What you have to do. Every line of the data below that holds the string "Node" needs to be reported.

[Excerpts from a dataset]
◇ ◇ ◇ ◇ ◇ ◇ ◇
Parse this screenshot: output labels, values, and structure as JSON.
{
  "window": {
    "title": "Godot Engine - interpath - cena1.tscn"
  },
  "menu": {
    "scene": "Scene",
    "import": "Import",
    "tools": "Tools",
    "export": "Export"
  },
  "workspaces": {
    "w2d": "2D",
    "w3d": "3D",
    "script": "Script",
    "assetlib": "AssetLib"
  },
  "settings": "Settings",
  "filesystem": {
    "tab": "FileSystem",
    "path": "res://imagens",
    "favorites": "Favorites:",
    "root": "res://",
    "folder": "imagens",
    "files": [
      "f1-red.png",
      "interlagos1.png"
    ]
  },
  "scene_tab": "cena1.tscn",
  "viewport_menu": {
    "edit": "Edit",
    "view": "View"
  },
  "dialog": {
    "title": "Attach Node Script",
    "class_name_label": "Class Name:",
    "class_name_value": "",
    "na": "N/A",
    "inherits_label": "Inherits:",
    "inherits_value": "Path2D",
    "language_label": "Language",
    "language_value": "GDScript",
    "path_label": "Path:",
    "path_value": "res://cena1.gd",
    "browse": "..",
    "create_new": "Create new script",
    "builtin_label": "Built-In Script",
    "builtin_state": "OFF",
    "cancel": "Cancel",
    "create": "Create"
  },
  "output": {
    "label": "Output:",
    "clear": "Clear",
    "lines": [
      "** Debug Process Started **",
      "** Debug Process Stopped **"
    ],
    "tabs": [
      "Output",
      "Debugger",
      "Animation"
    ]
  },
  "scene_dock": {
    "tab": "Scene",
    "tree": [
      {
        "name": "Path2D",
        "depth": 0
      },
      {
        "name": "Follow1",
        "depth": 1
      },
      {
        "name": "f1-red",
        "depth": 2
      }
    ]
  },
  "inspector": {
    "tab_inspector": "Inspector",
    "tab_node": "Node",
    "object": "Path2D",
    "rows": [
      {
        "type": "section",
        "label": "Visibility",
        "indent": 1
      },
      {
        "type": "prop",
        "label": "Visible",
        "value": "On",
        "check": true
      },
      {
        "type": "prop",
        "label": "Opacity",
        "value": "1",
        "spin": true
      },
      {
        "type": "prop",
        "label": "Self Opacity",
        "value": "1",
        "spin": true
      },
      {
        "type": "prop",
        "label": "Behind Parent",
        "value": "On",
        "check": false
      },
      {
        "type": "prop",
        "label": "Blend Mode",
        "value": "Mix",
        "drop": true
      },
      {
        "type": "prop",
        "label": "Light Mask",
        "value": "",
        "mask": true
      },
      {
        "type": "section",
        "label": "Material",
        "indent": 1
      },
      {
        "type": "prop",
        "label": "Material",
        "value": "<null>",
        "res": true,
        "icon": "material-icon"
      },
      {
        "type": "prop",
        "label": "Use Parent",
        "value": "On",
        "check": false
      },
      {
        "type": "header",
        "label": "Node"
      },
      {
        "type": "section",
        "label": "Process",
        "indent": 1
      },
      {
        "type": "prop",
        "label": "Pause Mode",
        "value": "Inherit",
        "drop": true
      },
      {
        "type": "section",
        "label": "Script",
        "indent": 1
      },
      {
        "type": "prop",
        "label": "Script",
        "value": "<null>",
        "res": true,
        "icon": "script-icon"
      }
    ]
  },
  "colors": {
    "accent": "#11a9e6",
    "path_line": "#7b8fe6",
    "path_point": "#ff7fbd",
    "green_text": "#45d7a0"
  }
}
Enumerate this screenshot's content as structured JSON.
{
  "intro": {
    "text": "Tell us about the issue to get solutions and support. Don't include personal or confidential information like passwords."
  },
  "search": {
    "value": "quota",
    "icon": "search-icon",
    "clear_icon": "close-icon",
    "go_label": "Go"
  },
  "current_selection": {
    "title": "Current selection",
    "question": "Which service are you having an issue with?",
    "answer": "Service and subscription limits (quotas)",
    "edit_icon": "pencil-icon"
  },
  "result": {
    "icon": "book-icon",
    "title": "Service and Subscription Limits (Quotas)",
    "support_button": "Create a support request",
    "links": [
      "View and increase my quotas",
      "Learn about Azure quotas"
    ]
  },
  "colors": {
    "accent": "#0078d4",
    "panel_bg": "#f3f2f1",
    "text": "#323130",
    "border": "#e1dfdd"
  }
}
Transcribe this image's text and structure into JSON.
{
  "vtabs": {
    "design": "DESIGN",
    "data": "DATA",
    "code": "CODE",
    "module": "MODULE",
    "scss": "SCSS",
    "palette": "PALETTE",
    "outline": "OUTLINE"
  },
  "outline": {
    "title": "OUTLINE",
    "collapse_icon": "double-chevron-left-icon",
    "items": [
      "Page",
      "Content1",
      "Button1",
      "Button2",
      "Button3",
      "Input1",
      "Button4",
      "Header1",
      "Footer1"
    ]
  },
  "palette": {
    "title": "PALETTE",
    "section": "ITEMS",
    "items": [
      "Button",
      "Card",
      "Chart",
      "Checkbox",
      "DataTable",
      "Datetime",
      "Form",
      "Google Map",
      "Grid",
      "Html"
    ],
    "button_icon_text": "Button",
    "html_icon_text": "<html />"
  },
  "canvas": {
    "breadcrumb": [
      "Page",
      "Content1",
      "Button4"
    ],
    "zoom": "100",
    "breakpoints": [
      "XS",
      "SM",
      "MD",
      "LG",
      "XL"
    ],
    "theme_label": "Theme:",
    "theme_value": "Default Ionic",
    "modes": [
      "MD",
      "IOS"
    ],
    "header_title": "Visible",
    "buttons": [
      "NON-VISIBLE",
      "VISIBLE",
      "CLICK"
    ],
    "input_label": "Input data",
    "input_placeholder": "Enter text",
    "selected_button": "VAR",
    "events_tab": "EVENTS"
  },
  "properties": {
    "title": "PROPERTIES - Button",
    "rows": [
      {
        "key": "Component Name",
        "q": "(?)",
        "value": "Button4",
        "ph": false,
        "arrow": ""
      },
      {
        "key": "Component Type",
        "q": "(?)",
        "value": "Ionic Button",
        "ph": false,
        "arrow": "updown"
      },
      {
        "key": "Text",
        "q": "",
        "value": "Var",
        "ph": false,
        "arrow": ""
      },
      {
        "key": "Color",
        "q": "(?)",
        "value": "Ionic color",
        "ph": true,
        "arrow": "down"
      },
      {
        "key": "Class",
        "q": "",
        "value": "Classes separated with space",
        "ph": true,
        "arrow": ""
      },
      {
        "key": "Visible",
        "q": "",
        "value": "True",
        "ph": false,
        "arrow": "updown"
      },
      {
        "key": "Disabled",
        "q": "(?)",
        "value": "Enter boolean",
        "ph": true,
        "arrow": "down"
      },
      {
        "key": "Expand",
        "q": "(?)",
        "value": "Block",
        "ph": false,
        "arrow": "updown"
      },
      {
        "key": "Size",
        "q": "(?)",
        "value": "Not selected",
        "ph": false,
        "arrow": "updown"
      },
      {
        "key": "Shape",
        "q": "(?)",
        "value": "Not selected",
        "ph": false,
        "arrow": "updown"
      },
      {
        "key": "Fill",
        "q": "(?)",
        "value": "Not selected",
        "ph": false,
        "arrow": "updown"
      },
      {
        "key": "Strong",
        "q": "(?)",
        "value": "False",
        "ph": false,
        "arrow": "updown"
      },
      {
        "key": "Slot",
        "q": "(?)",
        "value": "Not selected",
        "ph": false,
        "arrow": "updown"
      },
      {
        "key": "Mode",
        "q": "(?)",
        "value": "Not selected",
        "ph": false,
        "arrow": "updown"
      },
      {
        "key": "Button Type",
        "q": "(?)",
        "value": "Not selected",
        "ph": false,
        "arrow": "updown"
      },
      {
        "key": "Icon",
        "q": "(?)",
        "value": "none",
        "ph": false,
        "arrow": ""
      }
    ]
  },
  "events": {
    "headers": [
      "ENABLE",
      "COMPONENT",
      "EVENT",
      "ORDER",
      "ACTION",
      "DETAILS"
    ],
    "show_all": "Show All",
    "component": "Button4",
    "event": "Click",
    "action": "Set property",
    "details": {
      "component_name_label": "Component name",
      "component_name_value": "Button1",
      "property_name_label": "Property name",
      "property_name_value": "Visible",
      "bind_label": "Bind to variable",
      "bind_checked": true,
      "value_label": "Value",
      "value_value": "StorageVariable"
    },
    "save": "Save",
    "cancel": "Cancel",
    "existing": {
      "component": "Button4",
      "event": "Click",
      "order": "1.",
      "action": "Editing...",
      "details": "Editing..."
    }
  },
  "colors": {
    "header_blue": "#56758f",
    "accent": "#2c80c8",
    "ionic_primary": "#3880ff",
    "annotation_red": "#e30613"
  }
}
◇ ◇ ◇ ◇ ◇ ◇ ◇
Answer to this exercise.
    "title": "Attach Node Script",
    "tab_node": "Node",
        "label": "Node"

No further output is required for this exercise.